Why this is involves some technical philosophy, so bear with me. There is a difference between nigger and “nigger.” The first refers to a person while the second refers to a term. Quote marks indicate that we are concerned with language, not the object the language is pointing too. So, famously (in philosophy circles, anyway) the sentence “snow is white” is said to be true if and only if snow is white. This is referred to as disquotation.
In other words, I should probably never refer to niggers, but when teaching, discussing literature, and writing this blog post, I can refer to “niggers,” assuming, of course, that I’m trying to make a meaningful philosophical point. (This doesn’t mean that it’s okay to point to someone and say, “look at this person, what a quote nigger unquote because that’s not just being racist, it’s being racist and pretentious.) As a responsible teacher, I do have the moral authority to make people uncomfortable if there is a good pedagogical reason to do so.
Now, I have always found this distinction between words with and without quotes helpful.
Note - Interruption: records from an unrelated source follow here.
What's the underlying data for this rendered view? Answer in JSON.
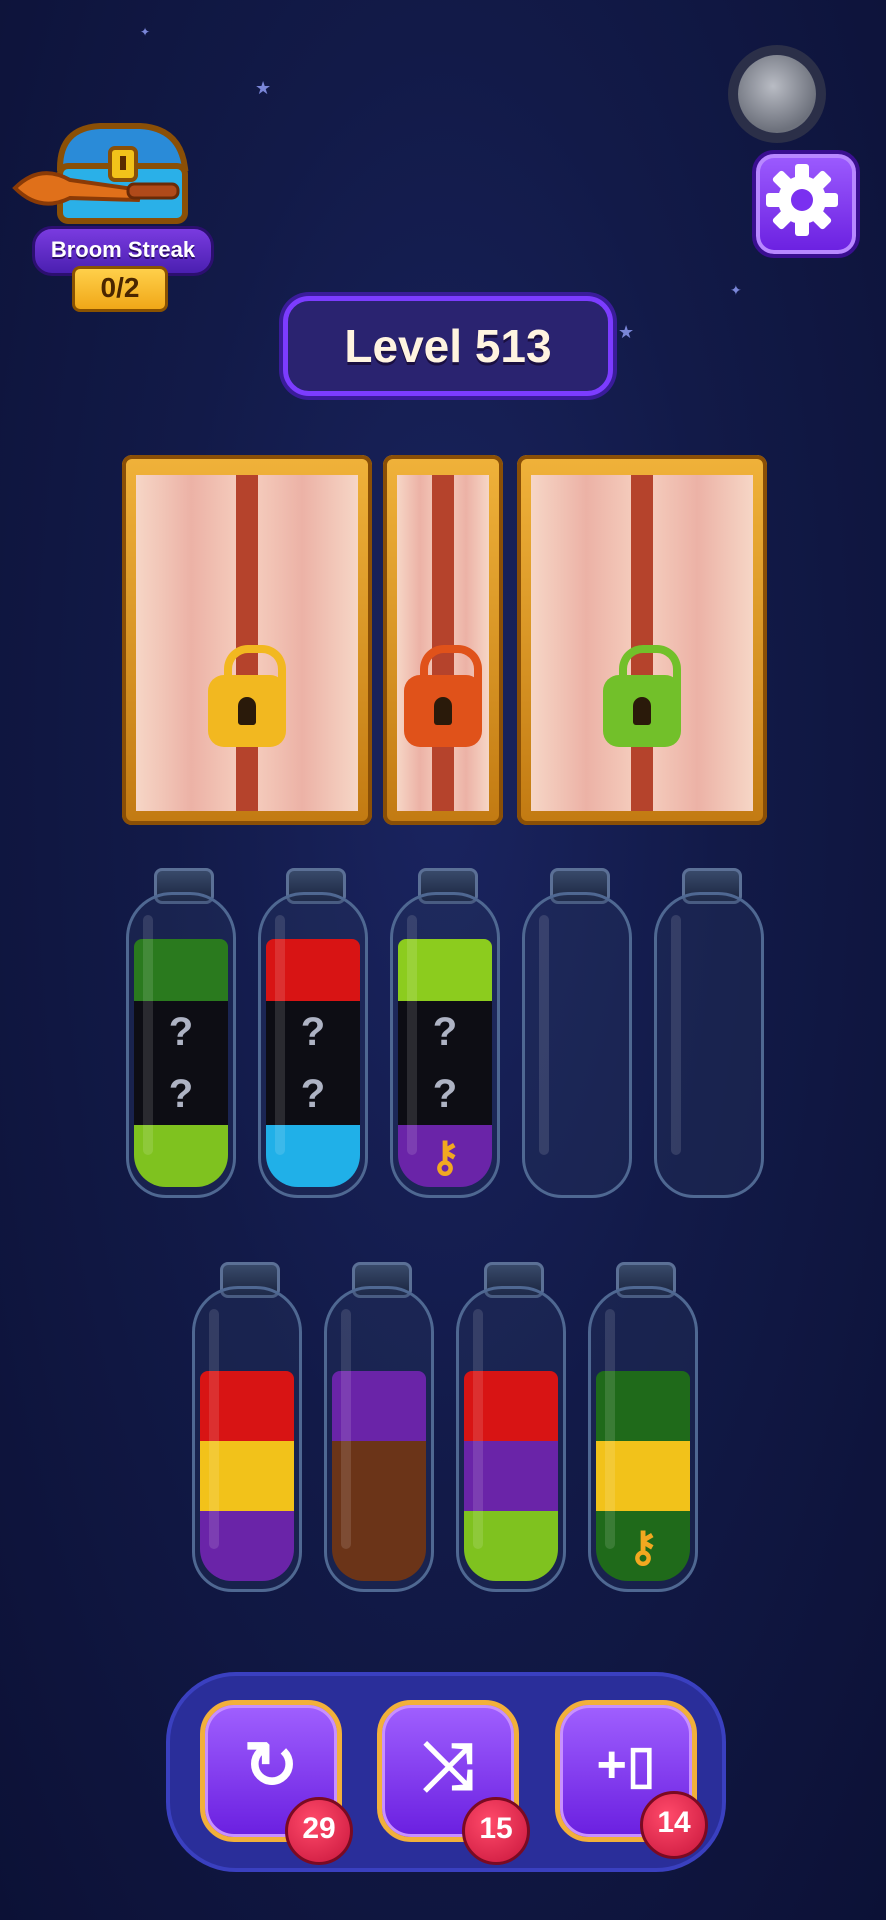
{
  "broom_streak": {
    "label": "Broom Streak",
    "count": "0/2"
  },
  "level": {
    "title": "Level 513"
  },
  "doors": [
    {
      "lock_color": "#f2b820"
    },
    {
      "lock_color": "#e0521a"
    },
    {
      "lock_color": "#72c02a"
    }
  ],
  "bottles_top": [
    {
      "layers": [
        {
          "color": "#2a7a1e",
          "text": ""
        },
        {
          "color": "#0d0d14",
          "text": "?"
        },
        {
          "color": "#0d0d14",
          "text": "?"
        },
        {
          "color": "#7fc21f",
          "text": ""
        }
      ]
    },
    {
      "layers": [
        {
          "color": "#d81414",
          "text": ""
        },
        {
          "color": "#0d0d14",
          "text": "?"
        },
        {
          "color": "#0d0d14",
          "text": "?"
        },
        {
          "color": "#20b0e8",
          "text": ""
        }
      ]
    },
    {
      "layers": [
        {
          "color": "#8ccc1e",
          "text": ""
        },
        {
          "color": "#0d0d14",
          "text": "?"
        },
        {
          "color": "#0d0d14",
          "text": "?"
        },
        {
          "color": "#6a24a8",
          "text": "key"
        }
      ]
    },
    {
      "layers": []
    },
    {
      "layers": []
    }
  ],
  "bottles_bottom": [
    {
      "layers": [
        {
          "color": "#d81414",
          "text": ""
        },
        {
          "color": "#f2c21a",
          "text": ""
        },
        {
          "color": "#6a24a8",
          "text": ""
        }
      ]
    },
    {
      "layers": [
        {
          "color": "#6a24a8",
          "text": ""
        },
        {
          "color": "#6b3418",
          "text": ""
        },
        {
          "color": "#6b3418",
          "text": ""
        }
      ]
    },
    {
      "layers": [
        {
          "color": "#d81414",
          "text": ""
        },
        {
          "color": "#6a24a8",
          "text": ""
        },
        {
          "color": "#7fc21f",
          "text": ""
        }
      ]
    },
    {
      "layers": [
        {
          "color": "#1f6a1a",
          "text": ""
        },
        {
          "color": "#f2c21a",
          "text": ""
        },
        {
          "color": "#1f6a1a",
          "text": "key"
        }
      ]
    }
  ],
  "powerups": {
    "undo": {
      "icon": "undo-icon",
      "count": "29"
    },
    "shuffle": {
      "icon": "shuffle-icon",
      "count": "15"
    },
    "add_bottle": {
      "icon": "add-bottle-icon",
      "count": "14"
    }
  }
}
It allows me to talk about what I need to talk about while still being a good person (I believe) and while offending only the smallest subset of people. (Whether people have the right not to be offended will also be the subject of a later post.) But the blogger at Yo, Is This Racist? has made me second-guess myself.
The blog is what it sounds like. People write in asking if something is racist and the blogger, whose name is Andrew, I think, answers as humorously as possible while still being informative. After responding to a string of questions asking about justifications for allowing White people to use the word, Andrew wrote the following:
“basically there is only one thing in the world that White people aren’t allowed to do, and the forbidden fruit drives them absolutely fucking crazy.”
I love this response. Of course, there are plenty of things White people aren’t allowed to do (murder, rape, etc.) but the point is well taken, and my entire post is just an excuse to talk about this observation. It does drive me crazy that I can’t use the word. It doesn’t upset me at all that I can’t call anyone nigger or refer to them as such, I have no desire to. But the idea that I can’t use it in the classroom under certain conditions of appropriateness (or that there are, by definition, no conditions of appropriateness) -- the notion that by typing the word in this paragraph I am being racist -- I find this baffling. We should be able to talk about these things, at least on the meta-level. It is how we grow and learn.
But, the fact that I fit the blogger’s description of a White person being driven crazy makes me seriously reconsider my position. Am I "safe" from accusation because I'm using it t teach? I think so. In scholarly contexts, when we are talking about the word itself, does the inquiry and self-awareness not contain the violence inherent in the word just enough to allow people to discuss it? Or, in the end, am I just kidding myself? Is the word forbidden for White people in any form whether I like it or not?
In the end, I suppose, the question I’m asking can be boiled down to this: despite my attempts at being thoughtful and respectful,… is this blog post itself racist? I don't think it is, but I could very well be wrong.